Exercise objective
Below are records; copy every line in them that holds the word "name".

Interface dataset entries
· · · ·

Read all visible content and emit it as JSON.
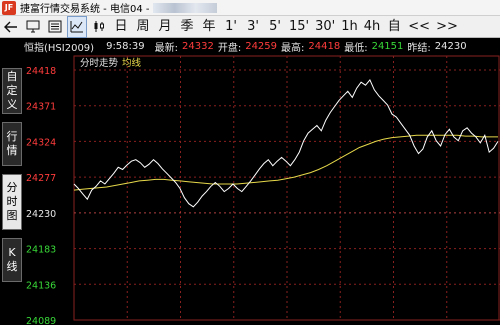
{
  "window": {
    "title": "捷富行情交易系统 - 电信04 -"
  },
  "toolbar": {
    "back_icon": "arrow-left-icon",
    "items": [
      "日",
      "周",
      "月",
      "季",
      "年",
      "1'",
      "3'",
      "5'",
      "15'",
      "30'",
      "1h",
      "4h",
      "自"
    ],
    "prev_label": "<<",
    "next_label": ">>"
  },
  "sidetabs": [
    {
      "label": "自\n定\n义"
    },
    {
      "label": "行\n情"
    },
    {
      "label": "分\n时\n图"
    },
    {
      "label": "K\n线"
    }
  ],
  "quote": {
    "name": "恒指(HSI2009)",
    "time": "9:58:39",
    "latest_label": "最新:",
    "latest": "24332",
    "open_label": "开盘:",
    "open": "24259",
    "high_label": "最高:",
    "high": "24418",
    "low_label": "最低:",
    "low": "24151",
    "prev_close_label": "昨结:",
    "prev_close": "24230"
  },
  "legend": {
    "series1": "分时走势",
    "series2": "均线"
  },
  "chart_data": {
    "type": "line",
    "y_ticks": [
      24418,
      24371,
      24324,
      24277,
      24230,
      24183,
      24136,
      24089
    ],
    "ylim": [
      24089,
      24418
    ],
    "reference": 24230,
    "colors": {
      "up": "#ff3c3c",
      "ref": "#e6e6e6",
      "down": "#38d838",
      "price": "#ffffff",
      "avg": "#e6d84a",
      "grid": "#8a1f1f"
    },
    "series": [
      {
        "name": "分时走势",
        "values": [
          24268,
          24262,
          24255,
          24248,
          24260,
          24265,
          24272,
          24268,
          24275,
          24282,
          24290,
          24287,
          24293,
          24298,
          24300,
          24296,
          24290,
          24294,
          24300,
          24295,
          24288,
          24282,
          24276,
          24270,
          24262,
          24250,
          24242,
          24238,
          24244,
          24252,
          24258,
          24265,
          24270,
          24265,
          24258,
          24262,
          24268,
          24262,
          24258,
          24265,
          24272,
          24280,
          24288,
          24295,
          24300,
          24292,
          24298,
          24303,
          24298,
          24292,
          24300,
          24310,
          24325,
          24335,
          24340,
          24345,
          24338,
          24352,
          24362,
          24370,
          24378,
          24384,
          24390,
          24382,
          24394,
          24402,
          24398,
          24405,
          24392,
          24384,
          24378,
          24372,
          24360,
          24356,
          24348,
          24340,
          24332,
          24318,
          24308,
          24314,
          24330,
          24338,
          24325,
          24318,
          24333,
          24340,
          24330,
          24325,
          24338,
          24342,
          24335,
          24330,
          24322,
          24332,
          24310,
          24315,
          24324
        ]
      },
      {
        "name": "均线",
        "values": [
          24260,
          24261,
          24262,
          24263,
          24264,
          24266,
          24268,
          24270,
          24272,
          24273,
          24274,
          24274,
          24273,
          24272,
          24271,
          24270,
          24269,
          24268,
          24268,
          24268,
          24268,
          24269,
          24270,
          24271,
          24272,
          24273,
          24275,
          24277,
          24280,
          24283,
          24287,
          24292,
          24298,
          24304,
          24310,
          24316,
          24320,
          24324,
          24327,
          24329,
          24330,
          24331,
          24332,
          24332,
          24332,
          24332,
          24332,
          24332,
          24331,
          24331,
          24330,
          24330,
          24330
        ]
      }
    ]
  }
}
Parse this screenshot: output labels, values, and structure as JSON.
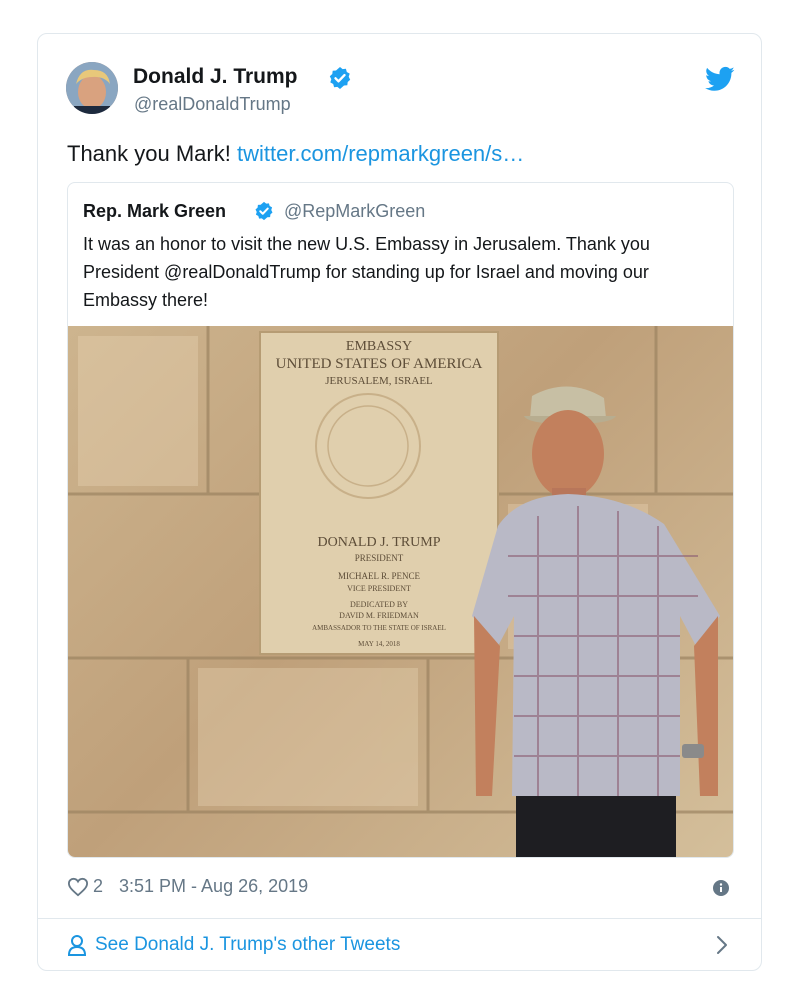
{
  "author": {
    "name": "Donald J. Trump",
    "handle": "@realDonaldTrump"
  },
  "tweet": {
    "text": "Thank you Mark!",
    "link": "twitter.com/repmarkgreen/s…"
  },
  "quoted": {
    "name": "Rep. Mark Green",
    "handle": "@RepMarkGreen",
    "text": "It was an honor to visit the new U.S. Embassy in Jerusalem. Thank you President @realDonaldTrump for standing up for Israel and moving our Embassy there!"
  },
  "plaque": {
    "line1": "EMBASSY",
    "line2": "UNITED STATES OF AMERICA",
    "line3": "JERUSALEM, ISRAEL",
    "line4": "DONALD J. TRUMP",
    "line5": "PRESIDENT",
    "line6": "MICHAEL R. PENCE",
    "line7": "VICE PRESIDENT",
    "line8": "DEDICATED BY",
    "line9": "DAVID M. FRIEDMAN",
    "line10": "AMBASSADOR TO THE STATE OF ISRAEL",
    "line11": "MAY 14, 2018"
  },
  "meta": {
    "likes": "2",
    "timestamp": "3:51 PM - Aug 26, 2019"
  },
  "footer": {
    "other_tweets": "See Donald J. Trump's other Tweets"
  },
  "colors": {
    "link": "#1b95e0",
    "verified": "#1da1f2",
    "muted": "#657786"
  },
  "icons": [
    "verified-badge-icon",
    "twitter-bird-icon",
    "heart-icon",
    "info-icon",
    "person-icon",
    "chevron-right-icon"
  ]
}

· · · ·

Result of this exercise
    "name": "恒指(HSI2009)",
        "name": "分时走势",
        "name": "均线",
    "name": "Donald J. Trump",
    "name": "Rep. Mark Green",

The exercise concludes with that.